EXERCISE DETAILS
Report the lines of the material that carry the string "object".
** Opening RECORDS TO USE block **
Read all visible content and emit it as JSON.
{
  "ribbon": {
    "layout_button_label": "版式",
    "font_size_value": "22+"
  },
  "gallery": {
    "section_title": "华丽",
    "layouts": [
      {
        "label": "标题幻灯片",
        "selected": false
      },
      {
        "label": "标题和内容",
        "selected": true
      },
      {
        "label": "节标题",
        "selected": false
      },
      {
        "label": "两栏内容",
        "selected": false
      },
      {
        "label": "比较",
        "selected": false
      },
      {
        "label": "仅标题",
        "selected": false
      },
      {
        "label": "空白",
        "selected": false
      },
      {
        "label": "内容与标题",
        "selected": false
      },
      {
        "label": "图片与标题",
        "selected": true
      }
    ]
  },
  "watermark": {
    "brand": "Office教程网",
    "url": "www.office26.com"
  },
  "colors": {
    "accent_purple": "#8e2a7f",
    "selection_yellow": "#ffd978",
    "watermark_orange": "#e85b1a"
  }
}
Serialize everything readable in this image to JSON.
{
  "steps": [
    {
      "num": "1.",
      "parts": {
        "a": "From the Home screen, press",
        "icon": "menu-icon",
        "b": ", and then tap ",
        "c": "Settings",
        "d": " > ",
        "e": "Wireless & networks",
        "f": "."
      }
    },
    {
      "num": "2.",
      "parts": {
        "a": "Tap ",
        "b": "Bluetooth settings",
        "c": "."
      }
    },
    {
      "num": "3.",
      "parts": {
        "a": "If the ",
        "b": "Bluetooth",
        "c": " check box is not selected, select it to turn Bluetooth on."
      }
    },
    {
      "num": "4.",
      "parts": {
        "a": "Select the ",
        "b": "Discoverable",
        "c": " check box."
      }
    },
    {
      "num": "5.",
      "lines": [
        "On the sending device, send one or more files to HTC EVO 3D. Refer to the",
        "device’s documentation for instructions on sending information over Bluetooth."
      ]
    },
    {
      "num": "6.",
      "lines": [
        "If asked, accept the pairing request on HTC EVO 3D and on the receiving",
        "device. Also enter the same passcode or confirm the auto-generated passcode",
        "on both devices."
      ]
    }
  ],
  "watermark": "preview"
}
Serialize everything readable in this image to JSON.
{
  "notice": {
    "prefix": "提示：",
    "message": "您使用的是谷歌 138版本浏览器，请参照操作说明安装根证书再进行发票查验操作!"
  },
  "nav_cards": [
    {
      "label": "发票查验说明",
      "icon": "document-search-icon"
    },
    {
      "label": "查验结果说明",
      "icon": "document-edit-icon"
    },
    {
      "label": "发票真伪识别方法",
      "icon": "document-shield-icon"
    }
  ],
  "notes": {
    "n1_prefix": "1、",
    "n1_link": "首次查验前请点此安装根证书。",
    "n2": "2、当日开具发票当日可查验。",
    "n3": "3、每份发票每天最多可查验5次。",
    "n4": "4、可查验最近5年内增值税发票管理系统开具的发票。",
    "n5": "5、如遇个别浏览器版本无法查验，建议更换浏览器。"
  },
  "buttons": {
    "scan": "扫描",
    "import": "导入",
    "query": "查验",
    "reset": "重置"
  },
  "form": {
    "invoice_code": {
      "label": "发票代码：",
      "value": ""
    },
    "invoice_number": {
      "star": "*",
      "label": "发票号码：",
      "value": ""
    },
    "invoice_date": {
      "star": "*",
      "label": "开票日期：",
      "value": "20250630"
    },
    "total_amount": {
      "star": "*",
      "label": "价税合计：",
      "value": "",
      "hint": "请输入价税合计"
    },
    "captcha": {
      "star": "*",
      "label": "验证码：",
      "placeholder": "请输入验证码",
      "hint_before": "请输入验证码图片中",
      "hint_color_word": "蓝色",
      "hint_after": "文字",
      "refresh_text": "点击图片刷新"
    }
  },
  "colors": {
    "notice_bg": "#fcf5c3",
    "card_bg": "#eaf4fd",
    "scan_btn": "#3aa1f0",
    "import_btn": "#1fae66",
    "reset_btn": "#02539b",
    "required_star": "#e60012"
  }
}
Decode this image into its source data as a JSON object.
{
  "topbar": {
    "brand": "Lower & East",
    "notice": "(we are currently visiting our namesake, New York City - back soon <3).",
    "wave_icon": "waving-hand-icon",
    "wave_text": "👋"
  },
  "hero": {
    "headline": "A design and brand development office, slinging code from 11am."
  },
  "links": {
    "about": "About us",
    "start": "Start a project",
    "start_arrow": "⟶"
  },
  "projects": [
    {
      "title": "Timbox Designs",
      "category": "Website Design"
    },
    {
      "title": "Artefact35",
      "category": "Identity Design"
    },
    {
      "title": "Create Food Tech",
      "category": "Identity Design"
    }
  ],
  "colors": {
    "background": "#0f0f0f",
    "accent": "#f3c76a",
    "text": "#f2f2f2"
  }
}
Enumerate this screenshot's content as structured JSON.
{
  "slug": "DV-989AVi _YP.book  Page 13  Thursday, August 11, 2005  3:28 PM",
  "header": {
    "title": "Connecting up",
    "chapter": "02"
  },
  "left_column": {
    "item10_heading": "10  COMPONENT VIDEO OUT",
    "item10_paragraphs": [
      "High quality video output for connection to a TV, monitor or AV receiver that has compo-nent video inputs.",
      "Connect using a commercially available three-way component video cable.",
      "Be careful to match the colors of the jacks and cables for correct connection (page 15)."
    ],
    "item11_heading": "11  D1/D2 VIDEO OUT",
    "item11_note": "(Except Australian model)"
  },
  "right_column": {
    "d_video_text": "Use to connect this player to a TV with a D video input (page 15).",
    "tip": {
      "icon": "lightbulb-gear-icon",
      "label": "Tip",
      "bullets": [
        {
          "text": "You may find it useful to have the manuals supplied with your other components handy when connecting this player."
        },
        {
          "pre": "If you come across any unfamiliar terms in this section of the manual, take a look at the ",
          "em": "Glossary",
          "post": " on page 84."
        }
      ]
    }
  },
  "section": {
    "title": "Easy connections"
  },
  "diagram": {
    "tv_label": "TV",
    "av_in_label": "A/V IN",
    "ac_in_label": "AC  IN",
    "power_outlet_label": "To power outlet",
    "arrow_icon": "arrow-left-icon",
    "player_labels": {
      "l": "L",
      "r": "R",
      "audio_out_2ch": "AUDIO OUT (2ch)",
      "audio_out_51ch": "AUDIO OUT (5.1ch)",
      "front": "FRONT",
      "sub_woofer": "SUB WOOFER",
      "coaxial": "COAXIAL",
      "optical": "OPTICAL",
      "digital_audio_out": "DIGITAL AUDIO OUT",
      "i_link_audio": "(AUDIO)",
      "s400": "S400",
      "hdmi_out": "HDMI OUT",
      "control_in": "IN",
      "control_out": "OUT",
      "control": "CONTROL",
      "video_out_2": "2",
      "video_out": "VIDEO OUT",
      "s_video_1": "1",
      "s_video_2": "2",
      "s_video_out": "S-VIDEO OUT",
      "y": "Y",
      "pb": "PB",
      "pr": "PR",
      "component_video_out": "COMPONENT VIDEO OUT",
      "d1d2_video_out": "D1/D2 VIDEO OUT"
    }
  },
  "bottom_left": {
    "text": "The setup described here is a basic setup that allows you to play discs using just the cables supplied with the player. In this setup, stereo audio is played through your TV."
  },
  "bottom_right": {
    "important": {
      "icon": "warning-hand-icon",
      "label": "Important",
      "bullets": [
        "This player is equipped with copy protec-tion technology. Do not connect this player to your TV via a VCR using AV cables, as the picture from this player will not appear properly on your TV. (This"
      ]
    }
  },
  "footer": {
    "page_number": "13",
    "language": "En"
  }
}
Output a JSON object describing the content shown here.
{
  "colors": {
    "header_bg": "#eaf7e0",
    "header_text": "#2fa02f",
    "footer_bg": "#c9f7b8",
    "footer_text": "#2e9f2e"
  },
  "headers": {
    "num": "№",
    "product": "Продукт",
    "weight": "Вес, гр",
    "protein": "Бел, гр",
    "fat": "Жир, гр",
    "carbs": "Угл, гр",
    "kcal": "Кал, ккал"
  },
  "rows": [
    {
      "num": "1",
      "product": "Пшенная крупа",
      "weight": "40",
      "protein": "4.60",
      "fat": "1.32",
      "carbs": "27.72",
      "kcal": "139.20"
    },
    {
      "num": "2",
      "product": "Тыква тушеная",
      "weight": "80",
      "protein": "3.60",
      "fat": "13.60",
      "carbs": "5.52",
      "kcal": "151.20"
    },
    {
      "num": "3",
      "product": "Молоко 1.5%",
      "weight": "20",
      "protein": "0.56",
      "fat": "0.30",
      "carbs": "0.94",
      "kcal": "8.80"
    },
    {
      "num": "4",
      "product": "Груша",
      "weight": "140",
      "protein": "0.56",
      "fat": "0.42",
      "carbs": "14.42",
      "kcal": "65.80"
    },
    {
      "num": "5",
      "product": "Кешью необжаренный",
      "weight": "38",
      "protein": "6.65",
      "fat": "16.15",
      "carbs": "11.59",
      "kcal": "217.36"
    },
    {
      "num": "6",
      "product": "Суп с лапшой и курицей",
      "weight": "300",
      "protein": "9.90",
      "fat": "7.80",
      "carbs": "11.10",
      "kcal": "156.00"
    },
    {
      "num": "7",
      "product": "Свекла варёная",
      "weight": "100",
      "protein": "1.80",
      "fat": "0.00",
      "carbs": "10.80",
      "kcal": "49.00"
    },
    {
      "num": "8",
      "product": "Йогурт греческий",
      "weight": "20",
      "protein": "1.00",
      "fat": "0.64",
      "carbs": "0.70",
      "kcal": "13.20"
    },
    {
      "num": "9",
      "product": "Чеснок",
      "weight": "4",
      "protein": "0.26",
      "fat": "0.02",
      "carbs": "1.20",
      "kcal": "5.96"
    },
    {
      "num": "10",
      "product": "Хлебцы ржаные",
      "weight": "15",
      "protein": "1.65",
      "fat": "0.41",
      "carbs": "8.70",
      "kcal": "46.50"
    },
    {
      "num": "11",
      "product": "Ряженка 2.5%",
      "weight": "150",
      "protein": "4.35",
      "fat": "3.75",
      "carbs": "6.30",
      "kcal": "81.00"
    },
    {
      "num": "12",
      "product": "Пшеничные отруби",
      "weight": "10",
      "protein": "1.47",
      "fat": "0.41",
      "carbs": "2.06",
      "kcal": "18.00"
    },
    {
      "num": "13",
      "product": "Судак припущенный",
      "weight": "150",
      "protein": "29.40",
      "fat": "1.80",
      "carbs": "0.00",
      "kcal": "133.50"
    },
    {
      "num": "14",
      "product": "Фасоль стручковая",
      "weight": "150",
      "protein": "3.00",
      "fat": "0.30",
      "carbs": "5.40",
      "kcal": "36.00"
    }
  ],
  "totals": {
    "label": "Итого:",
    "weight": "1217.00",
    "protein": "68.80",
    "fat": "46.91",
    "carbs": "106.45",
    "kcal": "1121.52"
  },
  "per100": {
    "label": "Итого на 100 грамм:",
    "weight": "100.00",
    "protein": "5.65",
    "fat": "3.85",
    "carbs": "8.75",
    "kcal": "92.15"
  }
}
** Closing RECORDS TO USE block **
EXERCISE RESULT
Decode this image into its source data as a JSON object.
Output a JSON object describing the content shown here.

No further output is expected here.